Winter storms are swelling the streams on our hill, and the winter holidays are approaching. It is can be hard to engage with holiday cheer after the death of a loved one, and yet the seasonal rituals are comforting too. To any of you who are also dealing with loss right now -- grieving a relative or friend or animal companion -- I send sympathy and solidarity. A member of my American family died six weeks ago (Sally, who was technically my aunt, but we were just two years apart in age and grew up together in my grandmother's house as sisters); and although the worst of the shock has passed, waves of sorrow still hit with the slightest memory trigger. During such times I am finding sustenance in two favourite books by two remarkable women: Wild Comfort by Kathleen Dean Moore and The Solace of Open Spaces by Gretel Ehrlich. This passage is from Moore's Wild Comfort:
"'There is something infinitely healing in the repeated refrains of nature,' Rachel Carson wrote. 'The assurance that dawn comes after night, and spring after winter.'
"I have never felt this so strongly as I do now, waiting for the sun to warm my back. The bottom may drop out of my life, what I trusted may fall away completely, leaving me astonished and shaken. But still, sticky leaves emerge from bud scales that curl off the tree as the sun crosses the sky. Darkness pools and drains away, and the curve of the new moon points to the place where the sun will rise again. There is wild comfort in the cycles and the intersecting circles, the rotations and revolutions, the growing and ebbing of this beautiful and strangely trustworthy world.
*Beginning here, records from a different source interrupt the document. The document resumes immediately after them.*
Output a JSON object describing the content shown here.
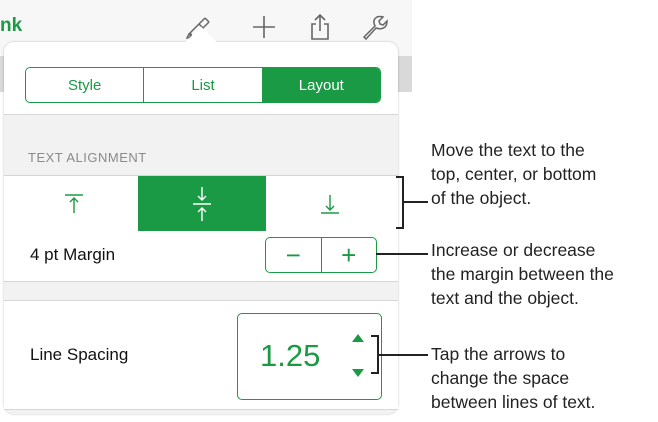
{
  "toolbar": {
    "back_label": "nk",
    "icons": [
      "paintbrush-icon",
      "plus-icon",
      "share-icon",
      "wrench-icon"
    ]
  },
  "tabs": [
    {
      "label": "Style",
      "selected": false
    },
    {
      "label": "List",
      "selected": false
    },
    {
      "label": "Layout",
      "selected": true
    }
  ],
  "text_alignment": {
    "section_title": "TEXT ALIGNMENT",
    "options": [
      "align-top-icon",
      "align-middle-icon",
      "align-bottom-icon"
    ],
    "selected": "middle"
  },
  "margin": {
    "label": "4 pt Margin",
    "decrease": "−",
    "increase": "+"
  },
  "line_spacing": {
    "label": "Line Spacing",
    "value": "1.25"
  },
  "callouts": {
    "alignment": [
      "Move the text to the",
      "top, center, or bottom",
      "of the object."
    ],
    "margin": [
      "Increase or decrease",
      "the margin between the",
      "text and the object."
    ],
    "spacing": [
      "Tap the arrows to",
      "change the space",
      "between lines of text."
    ]
  },
  "colors": {
    "accent": "#1b9a45",
    "panel_bg": "#f2f2f2"
  }
}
"I settle back on the rock and drag my sleeping bag over my knees. Diffuse light silvers the water; I can just make out a dragonfly nymph that crawls toward the surface with no expectation of flight beyond maybe a tightness in the carapace across its back. No matter how hard it tries or doesn't, there will come a time when the dragonfly pumps the crinkles out of its wings, and there they will be, luminous as mica, threaded with lapis and gold.
"No measure of human grief can stop Earth in its tracks. Earth rolls into sunlight and rolls away again, continents glowing green and gold under the clouds. Trust this, and there will come a time when dogged, desperate trust in the world will break open into wonder. Wonder leads to gratitude. Gratitude into peace."
Where, or how, do you find wild comfort?
The passage quoted above is from Wild Comfort: The Solace of Nature, essays by Kathleen Dean Moore (Trumpeter Books, 2010); all rights reserved by the author.